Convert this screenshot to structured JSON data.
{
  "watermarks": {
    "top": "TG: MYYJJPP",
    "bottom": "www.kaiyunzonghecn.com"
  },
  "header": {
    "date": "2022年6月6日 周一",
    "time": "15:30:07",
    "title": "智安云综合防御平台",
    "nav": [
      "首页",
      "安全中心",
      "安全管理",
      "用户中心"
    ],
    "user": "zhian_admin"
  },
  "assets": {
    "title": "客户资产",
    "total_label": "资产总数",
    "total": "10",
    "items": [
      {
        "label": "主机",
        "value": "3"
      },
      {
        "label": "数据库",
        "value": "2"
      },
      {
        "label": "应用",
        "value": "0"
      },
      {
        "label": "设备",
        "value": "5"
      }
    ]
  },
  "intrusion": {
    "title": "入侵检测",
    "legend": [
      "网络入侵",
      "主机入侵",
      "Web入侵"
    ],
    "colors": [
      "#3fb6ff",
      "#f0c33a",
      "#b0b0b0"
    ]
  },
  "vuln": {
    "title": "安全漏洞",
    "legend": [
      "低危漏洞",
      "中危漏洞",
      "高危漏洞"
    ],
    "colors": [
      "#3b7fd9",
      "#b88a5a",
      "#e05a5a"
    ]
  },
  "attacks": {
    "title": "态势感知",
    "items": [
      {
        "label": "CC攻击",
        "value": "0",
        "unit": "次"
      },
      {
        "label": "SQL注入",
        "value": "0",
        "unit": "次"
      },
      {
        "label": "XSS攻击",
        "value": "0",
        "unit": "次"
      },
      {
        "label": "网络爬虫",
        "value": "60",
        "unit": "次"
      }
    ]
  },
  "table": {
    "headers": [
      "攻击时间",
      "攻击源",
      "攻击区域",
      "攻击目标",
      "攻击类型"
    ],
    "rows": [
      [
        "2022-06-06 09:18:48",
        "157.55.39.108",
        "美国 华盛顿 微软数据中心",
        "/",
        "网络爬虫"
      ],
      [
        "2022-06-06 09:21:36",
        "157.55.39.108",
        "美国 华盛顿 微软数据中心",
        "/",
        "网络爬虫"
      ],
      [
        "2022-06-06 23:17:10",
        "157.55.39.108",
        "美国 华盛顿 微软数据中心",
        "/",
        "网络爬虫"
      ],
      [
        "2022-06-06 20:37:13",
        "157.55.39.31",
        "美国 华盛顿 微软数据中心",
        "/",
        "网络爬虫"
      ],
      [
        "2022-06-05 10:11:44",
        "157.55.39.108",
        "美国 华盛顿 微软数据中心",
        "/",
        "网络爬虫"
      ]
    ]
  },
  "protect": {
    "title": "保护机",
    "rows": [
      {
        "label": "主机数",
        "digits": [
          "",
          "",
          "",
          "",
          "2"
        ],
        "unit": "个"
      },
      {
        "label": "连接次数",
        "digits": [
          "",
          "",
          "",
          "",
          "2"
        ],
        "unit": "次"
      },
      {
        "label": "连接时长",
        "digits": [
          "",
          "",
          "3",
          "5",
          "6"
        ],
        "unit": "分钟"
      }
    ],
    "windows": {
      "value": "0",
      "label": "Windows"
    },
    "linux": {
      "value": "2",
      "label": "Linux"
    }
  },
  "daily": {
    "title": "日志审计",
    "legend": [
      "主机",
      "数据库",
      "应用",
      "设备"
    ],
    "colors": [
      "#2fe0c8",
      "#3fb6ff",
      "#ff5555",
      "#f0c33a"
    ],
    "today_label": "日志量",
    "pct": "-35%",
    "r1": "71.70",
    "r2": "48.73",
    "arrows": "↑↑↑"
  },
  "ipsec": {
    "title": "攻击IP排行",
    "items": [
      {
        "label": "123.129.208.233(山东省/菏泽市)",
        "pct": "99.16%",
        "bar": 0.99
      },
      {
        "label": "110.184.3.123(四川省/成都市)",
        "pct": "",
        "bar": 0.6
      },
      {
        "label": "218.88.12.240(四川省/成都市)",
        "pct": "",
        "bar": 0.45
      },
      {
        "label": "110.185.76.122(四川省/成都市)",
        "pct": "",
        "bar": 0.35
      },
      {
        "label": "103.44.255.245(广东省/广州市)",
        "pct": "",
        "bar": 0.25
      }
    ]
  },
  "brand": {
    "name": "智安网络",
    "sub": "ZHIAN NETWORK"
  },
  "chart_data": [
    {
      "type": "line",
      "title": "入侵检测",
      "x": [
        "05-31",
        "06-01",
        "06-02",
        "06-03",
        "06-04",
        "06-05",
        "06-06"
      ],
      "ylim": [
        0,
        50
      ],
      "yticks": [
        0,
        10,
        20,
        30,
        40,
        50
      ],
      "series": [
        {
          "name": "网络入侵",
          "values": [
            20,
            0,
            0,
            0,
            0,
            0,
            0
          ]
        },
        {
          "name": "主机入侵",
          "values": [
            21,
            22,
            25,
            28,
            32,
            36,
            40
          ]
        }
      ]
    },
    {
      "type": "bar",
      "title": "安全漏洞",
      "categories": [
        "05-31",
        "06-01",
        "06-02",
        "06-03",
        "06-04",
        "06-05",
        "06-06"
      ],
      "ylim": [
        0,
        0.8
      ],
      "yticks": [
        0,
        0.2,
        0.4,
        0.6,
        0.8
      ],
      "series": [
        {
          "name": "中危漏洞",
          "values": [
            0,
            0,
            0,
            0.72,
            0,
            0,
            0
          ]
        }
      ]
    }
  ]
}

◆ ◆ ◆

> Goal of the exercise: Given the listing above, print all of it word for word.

> Result:
Convert this screenshot to structured JSON data.
{
  "watermarks": {
    "top": "TG: MYYJJPP",
    "bottom": "www.kaiyunzonghecn.com"
  },
  "header": {
    "date": "2022年6月6日 周一",
    "time": "15:30:07",
    "title": "智安云综合防御平台",
    "nav": [
      "首页",
      "安全中心",
      "安全管理",
      "用户中心"
    ],
    "user": "zhian_admin"
  },
  "assets": {
    "title": "客户资产",
    "total_label": "资产总数",
    "total": "10",
    "items": [
      {
        "label": "主机",
        "value": "3"
      },
      {
        "label": "数据库",
        "value": "2"
      },
      {
        "label": "应用",
        "value": "0"
      },
      {
        "label": "设备",
        "value": "5"
      }
    ]
  },
  "intrusion": {
    "title": "入侵检测",
    "legend": [
      "网络入侵",
      "主机入侵",
      "Web入侵"
    ],
    "colors": [
      "#3fb6ff",
      "#f0c33a",
      "#b0b0b0"
    ]
  },
  "vuln": {
    "title": "安全漏洞",
    "legend": [
      "低危漏洞",
      "中危漏洞",
      "高危漏洞"
    ],
    "colors": [
      "#3b7fd9",
      "#b88a5a",
      "#e05a5a"
    ]
  },
  "attacks": {
    "title": "态势感知",
    "items": [
      {
        "label": "CC攻击",
        "value": "0",
        "unit": "次"
      },
      {
        "label": "SQL注入",
        "value": "0",
        "unit": "次"
      },
      {
        "label": "XSS攻击",
        "value": "0",
        "unit": "次"
      },
      {
        "label": "网络爬虫",
        "value": "60",
        "unit": "次"
      }
    ]
  },
  "table": {
    "headers": [
      "攻击时间",
      "攻击源",
      "攻击区域",
      "攻击目标",
      "攻击类型"
    ],
    "rows": [
      [
        "2022-06-06 09:18:48",
        "157.55.39.108",
        "美国 华盛顿 微软数据中心",
        "/",
        "网络爬虫"
      ],
      [
        "2022-06-06 09:21:36",
        "157.55.39.108",
        "美国 华盛顿 微软数据中心",
        "/",
        "网络爬虫"
      ],
      [
        "2022-06-06 23:17:10",
        "157.55.39.108",
        "美国 华盛顿 微软数据中心",
        "/",
        "网络爬虫"
      ],
      [
        "2022-06-06 20:37:13",
        "157.55.39.31",
        "美国 华盛顿 微软数据中心",
        "/",
        "网络爬虫"
      ],
      [
        "2022-06-05 10:11:44",
        "157.55.39.108",
        "美国 华盛顿 微软数据中心",
        "/",
        "网络爬虫"
      ]
    ]
  },
  "protect": {
    "title": "保护机",
    "rows": [
      {
        "label": "主机数",
        "digits": [
          "",
          "",
          "",
          "",
          "2"
        ],
        "unit": "个"
      },
      {
        "label": "连接次数",
        "digits": [
          "",
          "",
          "",
          "",
          "2"
        ],
        "unit": "次"
      },
      {
        "label": "连接时长",
        "digits": [
          "",
          "",
          "3",
          "5",
          "6"
        ],
        "unit": "分钟"
      }
    ],
    "windows": {
      "value": "0",
      "label": "Windows"
    },
    "linux": {
      "value": "2",
      "label": "Linux"
    }
  },
  "daily": {
    "title": "日志审计",
    "legend": [
      "主机",
      "数据库",
      "应用",
      "设备"
    ],
    "colors": [
      "#2fe0c8",
      "#3fb6ff",
      "#ff5555",
      "#f0c33a"
    ],
    "today_label": "日志量",
    "pct": "-35%",
    "r1": "71.70",
    "r2": "48.73",
    "arrows": "↑↑↑"
  },
  "ipsec": {
    "title": "攻击IP排行",
    "items": [
      {
        "label": "123.129.208.233(山东省/菏泽市)",
        "pct": "99.16%",
        "bar": 0.99
      },
      {
        "label": "110.184.3.123(四川省/成都市)",
        "pct": "",
        "bar": 0.6
      },
      {
        "label": "218.88.12.240(四川省/成都市)",
        "pct": "",
        "bar": 0.45
      },
      {
        "label": "110.185.76.122(四川省/成都市)",
        "pct": "",
        "bar": 0.35
      },
      {
        "label": "103.44.255.245(广东省/广州市)",
        "pct": "",
        "bar": 0.25
      }
    ]
  },
  "brand": {
    "name": "智安网络",
    "sub": "ZHIAN NETWORK"
  },
  "chart_data": [
    {
      "type": "line",
      "title": "入侵检测",
      "x": [
        "05-31",
        "06-01",
        "06-02",
        "06-03",
        "06-04",
        "06-05",
        "06-06"
      ],
      "ylim": [
        0,
        50
      ],
      "yticks": [
        0,
        10,
        20,
        30,
        40,
        50
      ],
      "series": [
        {
          "name": "网络入侵",
          "values": [
            20,
            0,
            0,
            0,
            0,
            0,
            0
          ]
        },
        {
          "name": "主机入侵",
          "values": [
            21,
            22,
            25,
            28,
            32,
            36,
            40
          ]
        }
      ]
    },
    {
      "type": "bar",
      "title": "安全漏洞",
      "categories": [
        "05-31",
        "06-01",
        "06-02",
        "06-03",
        "06-04",
        "06-05",
        "06-06"
      ],
      "ylim": [
        0,
        0.8
      ],
      "yticks": [
        0,
        0.2,
        0.4,
        0.6,
        0.8
      ],
      "series": [
        {
          "name": "中危漏洞",
          "values": [
            0,
            0,
            0,
            0.72,
            0,
            0,
            0
          ]
        }
      ]
    }
  ]
}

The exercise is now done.